On Wed, 2010-03-24 at 03:38 -0700, Tommy Pham wrote:
> On Wed, Mar 24, 2010 at 3:31 AM, Stuart Dallas <stut...@gmail.com> wrote:
> > On 24 Mar 2010, at 10:24, Tommy Pham wrote:
> >> On Wed, Mar 24, 2010 at 2:58 AM, Stuart Dallas <stut...@gmail.com> wrote:
> >>> On 24 Mar 2010, at 09:36, Rene Veerman wrote:
> >>>> unless the actual php development team would like to weigh in on this
> >>>> matter of course.
> >>>> yes, i do consider it that important.
> >>>> these nay-sayers usually also lobby the dev-team to such extent that
> >>>> these features would actually not make it into php.
> >>> Frankly I don't give a crap whether threading is supported in PHP, it
> >>> does everything I need it to do. If I need threading I use a language
> >>> that supports it, like Python or C++.
> >>> I love the way you call us nay-sayers like it's supposed to be an insult.
> >>> I follow the KISS principle to the nth, and as such threading in PHP
> >>> doesn't make a lot of sense to me. I'm yet to come across a problem I
> >>> couldn't solve with pure PHP, but when the need arises I have no issue
> >>> mixing in a little C++, Python, Ruby, or whatever, to meet my performance
> >>> and scalability goals. I go to the mountain, I don't sit there
> >>> complaining that the mountain ain't moving in my direction!
> >>> My opinion, and that of most others who've weighed in, is that you're
> >>> almost certainly looking at the problem from the wrong angle. What you
> >>> haven't done is explicitly explain why you want threading to be
> >>> supported. Give us a real example of why you think it should be supported
> >>> and I guarantee we can come up with a way to get you what you want
> >>> without requiring massive changes to the core of your chosen tool. And if
> >>> we can't then you may actually convince us that threading would be a

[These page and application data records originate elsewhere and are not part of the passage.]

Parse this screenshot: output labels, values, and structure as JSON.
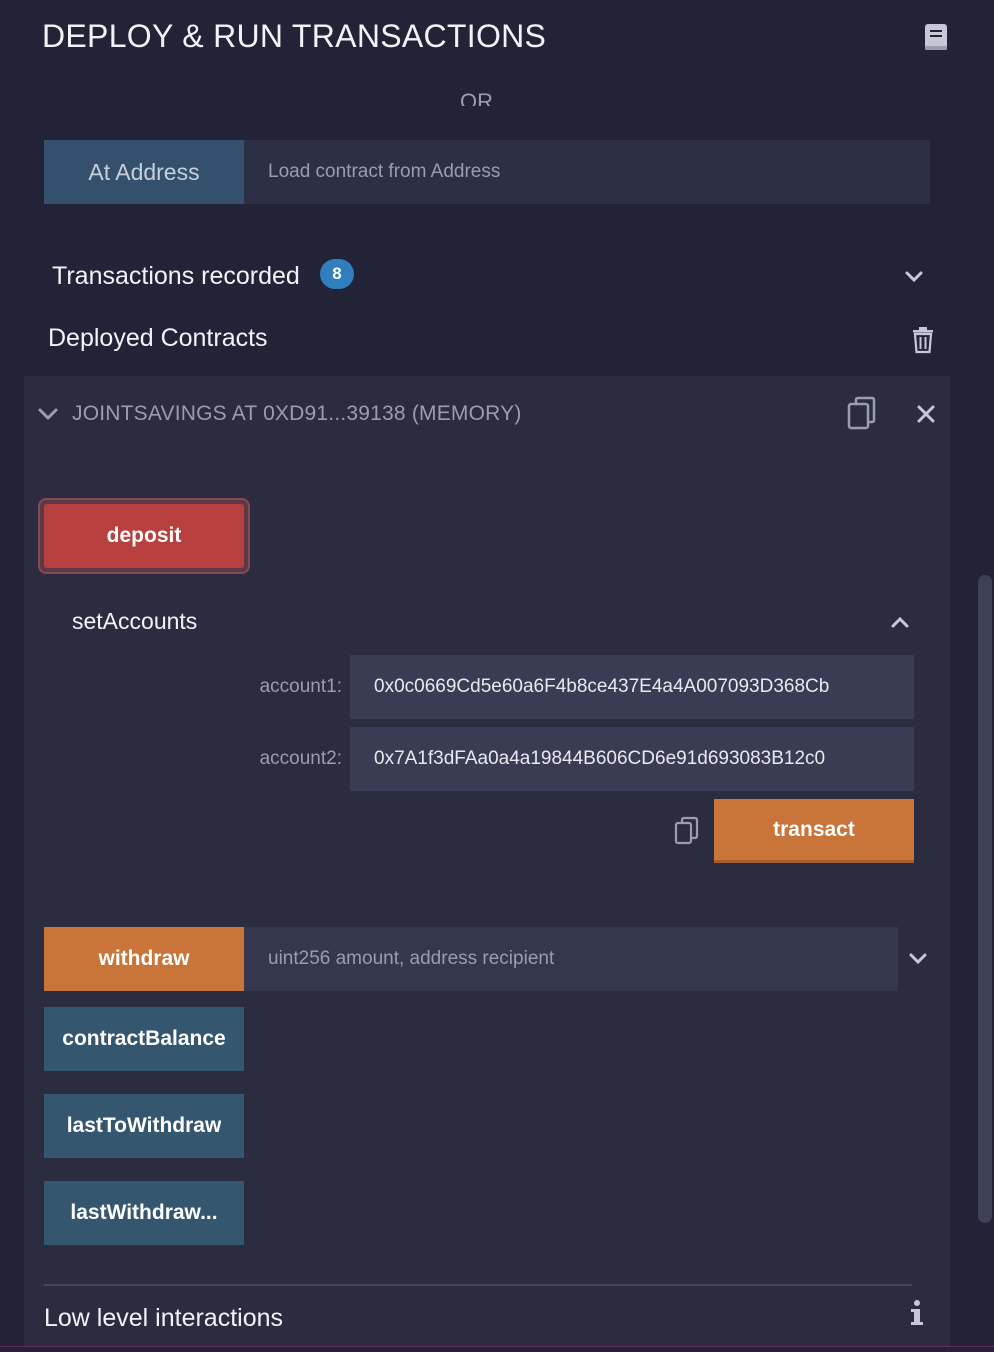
{
  "header": {
    "title": "DEPLOY & RUN TRANSACTIONS",
    "doc_icon": "book-icon"
  },
  "at_address": {
    "or_text": "OR",
    "button_label": "At Address",
    "input_placeholder": "Load contract from Address"
  },
  "transactions": {
    "label": "Transactions recorded",
    "count": "8"
  },
  "deployed": {
    "label": "Deployed Contracts"
  },
  "contract": {
    "title": "JOINTSAVINGS AT 0XD91...39138 (MEMORY)",
    "deposit_label": "deposit",
    "set_accounts": {
      "label": "setAccounts",
      "params": [
        {
          "name": "account1:",
          "value": "0x0c0669Cd5e60a6F4b8ce437E4a4A007093D368Cb"
        },
        {
          "name": "account2:",
          "value": "0x7A1f3dFAa0a4a19844B606CD6e91d693083B12c0"
        }
      ],
      "transact_label": "transact"
    },
    "withdraw": {
      "label": "withdraw",
      "placeholder": "uint256 amount, address recipient"
    },
    "calls": [
      "contractBalance",
      "lastToWithdraw",
      "lastWithdraw..."
    ],
    "low_level_label": "Low level interactions"
  },
  "colors": {
    "background": "#222336",
    "deposit": "#b8413f",
    "transact": "#c97539",
    "call": "#34566f",
    "badge": "#2f7fbf"
  }
}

> >>> valuable feature to have available.
> >> I did give a real life example, ie e-commerce site mentioned earlier.
> >> Amazon has the similar features of my example except they have about
> >> 30 million products without (i18n). Their I18n is different web

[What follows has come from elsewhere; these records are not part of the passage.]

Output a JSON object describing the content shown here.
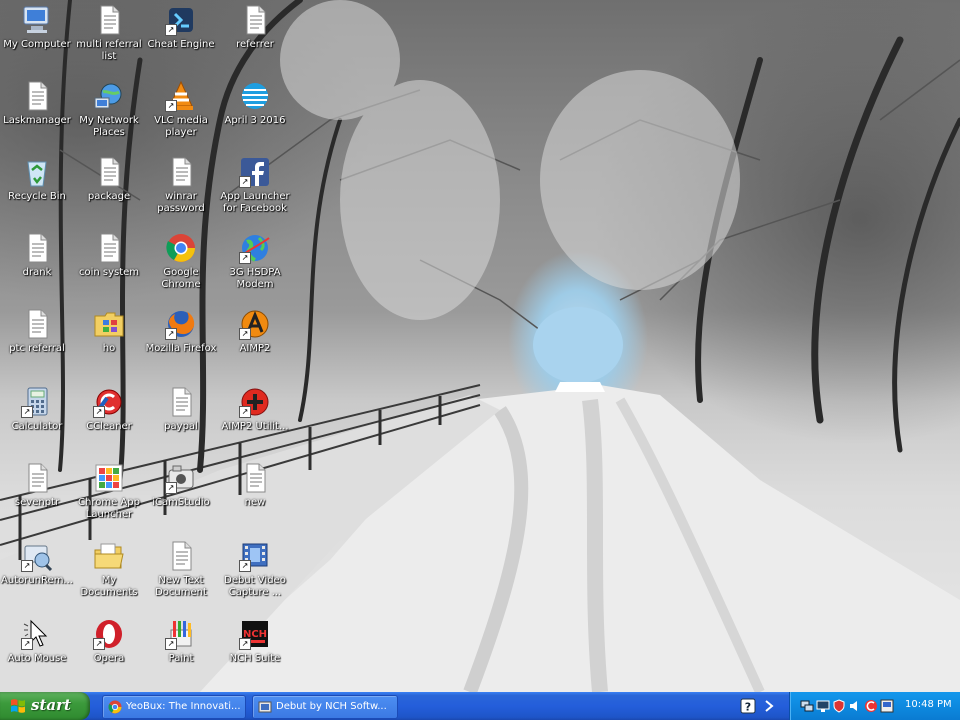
{
  "desktop_icons": [
    {
      "label": "My Computer",
      "icon": "my-computer-icon"
    },
    {
      "label": "Laskmanager",
      "icon": "text-file-icon"
    },
    {
      "label": "Recycle Bin",
      "icon": "recycle-bin-icon"
    },
    {
      "label": "drank",
      "icon": "text-file-icon"
    },
    {
      "label": "ptc referral",
      "icon": "text-file-icon"
    },
    {
      "label": "Calculator",
      "icon": "calculator-icon"
    },
    {
      "label": "sevenptr",
      "icon": "text-file-icon"
    },
    {
      "label": "AutorunRem...",
      "icon": "autorun-remover-icon"
    },
    {
      "label": "Auto Mouse",
      "icon": "mouse-cursor-icon"
    },
    {
      "label": "multi referral list",
      "icon": "text-file-icon"
    },
    {
      "label": "My Network Places",
      "icon": "network-places-icon"
    },
    {
      "label": "package",
      "icon": "text-file-icon"
    },
    {
      "label": "coin system",
      "icon": "text-file-icon"
    },
    {
      "label": "ho",
      "icon": "folder-icon"
    },
    {
      "label": "CCleaner",
      "icon": "ccleaner-icon"
    },
    {
      "label": "Chrome App Launcher",
      "icon": "app-launcher-icon"
    },
    {
      "label": "My Documents",
      "icon": "my-documents-icon"
    },
    {
      "label": "Opera",
      "icon": "opera-icon"
    },
    {
      "label": "Cheat Engine",
      "icon": "cheat-engine-icon"
    },
    {
      "label": "VLC media player",
      "icon": "vlc-icon"
    },
    {
      "label": "winrar password",
      "icon": "text-file-icon"
    },
    {
      "label": "Google Chrome",
      "icon": "chrome-icon"
    },
    {
      "label": "Mozilla Firefox",
      "icon": "firefox-icon"
    },
    {
      "label": "paypal",
      "icon": "text-file-icon"
    },
    {
      "label": "iCamStudio",
      "icon": "camstudio-icon"
    },
    {
      "label": "New Text Document",
      "icon": "text-file-icon"
    },
    {
      "label": "Paint",
      "icon": "paint-icon"
    },
    {
      "label": "referrer",
      "icon": "text-file-icon"
    },
    {
      "label": "April 3 2016",
      "icon": "att-icon"
    },
    {
      "label": "App Launcher for Facebook",
      "icon": "facebook-icon"
    },
    {
      "label": "3G HSDPA Modem",
      "icon": "modem-globe-icon"
    },
    {
      "label": "AIMP2",
      "icon": "aimp-icon"
    },
    {
      "label": "AIMP2 Utilit...",
      "icon": "aimp-utility-icon"
    },
    {
      "label": "new",
      "icon": "text-file-icon"
    },
    {
      "label": "Debut Video Capture ...",
      "icon": "debut-icon"
    },
    {
      "label": "NCH Suite",
      "icon": "nch-icon"
    }
  ],
  "taskbar": {
    "start_label": "start",
    "tasks": [
      {
        "label": "YeoBux: The Innovati...",
        "icon": "chrome-icon"
      },
      {
        "label": "Debut by NCH Softw...",
        "icon": "debut-window-icon"
      }
    ],
    "clock": "10:48 PM"
  },
  "colors": {
    "taskbar_blue": "#245edb",
    "start_green": "#3c9a3c",
    "tray_blue": "#0e8ae0"
  }
}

> >> server & db & site layout which is completely different from my
> >> example. Setting I18n aside, having the same features as my example
> >> with about 30 million products to response in about 3 seconds is very
> >> good. Even though my example only have about 750,000 products, the
> >> translations for the requested languages makes it into 750,000 * 6 =
> >> 4,500,000 rows of product descriptions. This is e-commerce site not a
> >> data warehouse/mining. What would happen then if the site has over
> >> 20,000,000 product skus with similar language translations for the
> >> descriptions? 20,000,000 * 6 = ... big number to me...
> > How exactly will threading in PHP help with the size of the database? That
> > makes no sense to me, please help me understand how you think threading
> > will help in this scenario.
> Looking at my example, not just the rows.... There are other features
> that require queries to a DB for simple request of a category by a
> shopper, instead of running those queries in series, running them in
> parallel would yield better response time.
> > Database size issues are tackled with clustering, caching and DB
> > optimisation. Threading in the language accessing the DB has no advantage
> > here.
> Yes, it does. As mentioned several times, instead of running the
> queries in series, run them in parallel. If each of the queries takes
> about .05 to .15 seconds. How long would it take to run them in
> serial? How long do you it take to run them in parallel?
> > -Stuart
> > --
> > http://stut.net/
The database is still a bottleneck. Now instead of processing one query
at a time for a PHP script, it's processing 3 because you want them
processed in parallel. Now the database is struggling with 3 times the
work to complete in the same amount of time.
Threading hasn't helped that much here, you've just moved the problem to
an area which is already generally considered the bottleneck in most